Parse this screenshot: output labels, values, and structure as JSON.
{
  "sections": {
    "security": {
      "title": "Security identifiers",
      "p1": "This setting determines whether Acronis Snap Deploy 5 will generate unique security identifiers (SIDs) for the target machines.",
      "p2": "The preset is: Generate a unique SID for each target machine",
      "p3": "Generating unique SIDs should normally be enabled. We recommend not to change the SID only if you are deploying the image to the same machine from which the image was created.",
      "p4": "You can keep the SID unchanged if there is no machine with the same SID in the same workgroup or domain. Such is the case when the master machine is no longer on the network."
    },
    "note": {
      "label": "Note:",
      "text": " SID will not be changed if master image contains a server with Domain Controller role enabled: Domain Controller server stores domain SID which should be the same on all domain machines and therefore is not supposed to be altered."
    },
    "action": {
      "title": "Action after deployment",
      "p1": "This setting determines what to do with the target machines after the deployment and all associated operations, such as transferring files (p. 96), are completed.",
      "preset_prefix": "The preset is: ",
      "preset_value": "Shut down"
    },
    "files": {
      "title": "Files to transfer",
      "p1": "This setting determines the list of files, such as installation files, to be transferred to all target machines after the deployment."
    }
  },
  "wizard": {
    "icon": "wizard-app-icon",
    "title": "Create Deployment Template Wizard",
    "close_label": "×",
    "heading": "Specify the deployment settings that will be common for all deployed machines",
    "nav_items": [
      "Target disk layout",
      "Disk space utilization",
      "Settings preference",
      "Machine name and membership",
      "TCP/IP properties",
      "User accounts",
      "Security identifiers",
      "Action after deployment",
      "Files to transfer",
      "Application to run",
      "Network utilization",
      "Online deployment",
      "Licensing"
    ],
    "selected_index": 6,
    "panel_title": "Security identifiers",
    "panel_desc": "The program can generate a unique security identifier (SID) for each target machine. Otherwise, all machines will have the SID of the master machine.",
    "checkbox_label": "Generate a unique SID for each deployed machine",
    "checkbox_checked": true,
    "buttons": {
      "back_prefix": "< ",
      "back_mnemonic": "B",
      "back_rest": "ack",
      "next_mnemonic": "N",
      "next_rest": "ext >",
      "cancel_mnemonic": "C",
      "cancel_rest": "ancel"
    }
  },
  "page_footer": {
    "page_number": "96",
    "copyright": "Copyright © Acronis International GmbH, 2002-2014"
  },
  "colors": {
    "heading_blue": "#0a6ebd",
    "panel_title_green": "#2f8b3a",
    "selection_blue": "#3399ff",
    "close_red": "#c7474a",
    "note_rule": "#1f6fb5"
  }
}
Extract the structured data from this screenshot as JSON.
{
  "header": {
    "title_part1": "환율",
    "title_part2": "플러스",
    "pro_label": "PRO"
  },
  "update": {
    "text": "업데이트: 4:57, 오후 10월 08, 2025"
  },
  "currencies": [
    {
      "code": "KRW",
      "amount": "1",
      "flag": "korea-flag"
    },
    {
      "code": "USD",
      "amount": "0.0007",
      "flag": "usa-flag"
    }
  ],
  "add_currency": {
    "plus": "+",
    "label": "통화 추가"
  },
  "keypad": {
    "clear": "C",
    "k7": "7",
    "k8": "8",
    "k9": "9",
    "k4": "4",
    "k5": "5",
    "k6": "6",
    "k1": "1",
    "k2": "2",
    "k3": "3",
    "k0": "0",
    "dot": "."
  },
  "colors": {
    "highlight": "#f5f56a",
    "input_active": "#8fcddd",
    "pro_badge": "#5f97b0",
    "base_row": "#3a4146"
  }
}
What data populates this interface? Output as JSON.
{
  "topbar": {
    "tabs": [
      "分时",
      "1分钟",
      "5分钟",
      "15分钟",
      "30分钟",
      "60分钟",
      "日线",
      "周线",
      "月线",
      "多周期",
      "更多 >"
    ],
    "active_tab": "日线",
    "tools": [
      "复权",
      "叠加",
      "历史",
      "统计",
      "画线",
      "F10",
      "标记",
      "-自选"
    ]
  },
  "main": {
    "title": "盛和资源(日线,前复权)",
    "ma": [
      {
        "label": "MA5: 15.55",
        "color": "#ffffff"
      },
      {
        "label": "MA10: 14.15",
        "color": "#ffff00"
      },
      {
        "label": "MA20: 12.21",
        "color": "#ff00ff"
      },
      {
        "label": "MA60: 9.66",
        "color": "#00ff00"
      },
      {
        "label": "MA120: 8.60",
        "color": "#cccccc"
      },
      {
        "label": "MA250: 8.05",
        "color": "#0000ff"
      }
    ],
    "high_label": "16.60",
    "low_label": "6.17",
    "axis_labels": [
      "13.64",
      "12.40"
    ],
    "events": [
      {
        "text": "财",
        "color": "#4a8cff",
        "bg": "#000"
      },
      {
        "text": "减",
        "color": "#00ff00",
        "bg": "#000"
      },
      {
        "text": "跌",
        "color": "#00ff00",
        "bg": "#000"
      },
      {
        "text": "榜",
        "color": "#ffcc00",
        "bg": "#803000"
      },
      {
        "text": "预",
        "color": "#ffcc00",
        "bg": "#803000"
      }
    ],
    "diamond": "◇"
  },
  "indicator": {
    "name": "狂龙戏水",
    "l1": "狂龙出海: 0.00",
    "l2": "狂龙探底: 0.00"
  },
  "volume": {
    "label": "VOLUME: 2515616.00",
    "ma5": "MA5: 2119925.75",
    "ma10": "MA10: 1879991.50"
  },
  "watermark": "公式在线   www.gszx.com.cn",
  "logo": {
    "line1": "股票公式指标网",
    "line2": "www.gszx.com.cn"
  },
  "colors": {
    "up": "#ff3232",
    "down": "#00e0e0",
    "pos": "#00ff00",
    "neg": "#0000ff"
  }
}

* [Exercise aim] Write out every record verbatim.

* [Task answer]
Parse this screenshot: output labels, values, and structure as JSON.
{
  "sections": {
    "security": {
      "title": "Security identifiers",
      "p1": "This setting determines whether Acronis Snap Deploy 5 will generate unique security identifiers (SIDs) for the target machines.",
      "p2": "The preset is: Generate a unique SID for each target machine",
      "p3": "Generating unique SIDs should normally be enabled. We recommend not to change the SID only if you are deploying the image to the same machine from which the image was created.",
      "p4": "You can keep the SID unchanged if there is no machine with the same SID in the same workgroup or domain. Such is the case when the master machine is no longer on the network."
    },
    "note": {
      "label": "Note:",
      "text": " SID will not be changed if master image contains a server with Domain Controller role enabled: Domain Controller server stores domain SID which should be the same on all domain machines and therefore is not supposed to be altered."
    },
    "action": {
      "title": "Action after deployment",
      "p1": "This setting determines what to do with the target machines after the deployment and all associated operations, such as transferring files (p. 96), are completed.",
      "preset_prefix": "The preset is: ",
      "preset_value": "Shut down"
    },
    "files": {
      "title": "Files to transfer",
      "p1": "This setting determines the list of files, such as installation files, to be transferred to all target machines after the deployment."
    }
  },
  "wizard": {
    "icon": "wizard-app-icon",
    "title": "Create Deployment Template Wizard",
    "close_label": "×",
    "heading": "Specify the deployment settings that will be common for all deployed machines",
    "nav_items": [
      "Target disk layout",
      "Disk space utilization",
      "Settings preference",
      "Machine name and membership",
      "TCP/IP properties",
      "User accounts",
      "Security identifiers",
      "Action after deployment",
      "Files to transfer",
      "Application to run",
      "Network utilization",
      "Online deployment",
      "Licensing"
    ],
    "selected_index": 6,
    "panel_title": "Security identifiers",
    "panel_desc": "The program can generate a unique security identifier (SID) for each target machine. Otherwise, all machines will have the SID of the master machine.",
    "checkbox_label": "Generate a unique SID for each deployed machine",
    "checkbox_checked": true,
    "buttons": {
      "back_prefix": "< ",
      "back_mnemonic": "B",
      "back_rest": "ack",
      "next_mnemonic": "N",
      "next_rest": "ext >",
      "cancel_mnemonic": "C",
      "cancel_rest": "ancel"
    }
  },
  "page_footer": {
    "page_number": "96",
    "copyright": "Copyright © Acronis International GmbH, 2002-2014"
  },
  "colors": {
    "heading_blue": "#0a6ebd",
    "panel_title_green": "#2f8b3a",
    "selection_blue": "#3399ff",
    "close_red": "#c7474a",
    "note_rule": "#1f6fb5"
  }
}
Extract the structured data from this screenshot as JSON.
{
  "header": {
    "title_part1": "환율",
    "title_part2": "플러스",
    "pro_label": "PRO"
  },
  "update": {
    "text": "업데이트: 4:57, 오후 10월 08, 2025"
  },
  "currencies": [
    {
      "code": "KRW",
      "amount": "1",
      "flag": "korea-flag"
    },
    {
      "code": "USD",
      "amount": "0.0007",
      "flag": "usa-flag"
    }
  ],
  "add_currency": {
    "plus": "+",
    "label": "통화 추가"
  },
  "keypad": {
    "clear": "C",
    "k7": "7",
    "k8": "8",
    "k9": "9",
    "k4": "4",
    "k5": "5",
    "k6": "6",
    "k1": "1",
    "k2": "2",
    "k3": "3",
    "k0": "0",
    "dot": "."
  },
  "colors": {
    "highlight": "#f5f56a",
    "input_active": "#8fcddd",
    "pro_badge": "#5f97b0",
    "base_row": "#3a4146"
  }
}
What data populates this interface? Output as JSON.
{
  "topbar": {
    "tabs": [
      "分时",
      "1分钟",
      "5分钟",
      "15分钟",
      "30分钟",
      "60分钟",
      "日线",
      "周线",
      "月线",
      "多周期",
      "更多 >"
    ],
    "active_tab": "日线",
    "tools": [
      "复权",
      "叠加",
      "历史",
      "统计",
      "画线",
      "F10",
      "标记",
      "-自选"
    ]
  },
  "main": {
    "title": "盛和资源(日线,前复权)",
    "ma": [
      {
        "label": "MA5: 15.55",
        "color": "#ffffff"
      },
      {
        "label": "MA10: 14.15",
        "color": "#ffff00"
      },
      {
        "label": "MA20: 12.21",
        "color": "#ff00ff"
      },
      {
        "label": "MA60: 9.66",
        "color": "#00ff00"
      },
      {
        "label": "MA120: 8.60",
        "color": "#cccccc"
      },
      {
        "label": "MA250: 8.05",
        "color": "#0000ff"
      }
    ],
    "high_label": "16.60",
    "low_label": "6.17",
    "axis_labels": [
      "13.64",
      "12.40"
    ],
    "events": [
      {
        "text": "财",
        "color": "#4a8cff",
        "bg": "#000"
      },
      {
        "text": "减",
        "color": "#00ff00",
        "bg": "#000"
      },
      {
        "text": "跌",
        "color": "#00ff00",
        "bg": "#000"
      },
      {
        "text": "榜",
        "color": "#ffcc00",
        "bg": "#803000"
      },
      {
        "text": "预",
        "color": "#ffcc00",
        "bg": "#803000"
      }
    ],
    "diamond": "◇"
  },
  "indicator": {
    "name": "狂龙戏水",
    "l1": "狂龙出海: 0.00",
    "l2": "狂龙探底: 0.00"
  },
  "volume": {
    "label": "VOLUME: 2515616.00",
    "ma5": "MA5: 2119925.75",
    "ma10": "MA10: 1879991.50"
  },
  "watermark": "公式在线   www.gszx.com.cn",
  "logo": {
    "line1": "股票公式指标网",
    "line2": "www.gszx.com.cn"
  },
  "colors": {
    "up": "#ff3232",
    "down": "#00e0e0",
    "pos": "#00ff00",
    "neg": "#0000ff"
  }
}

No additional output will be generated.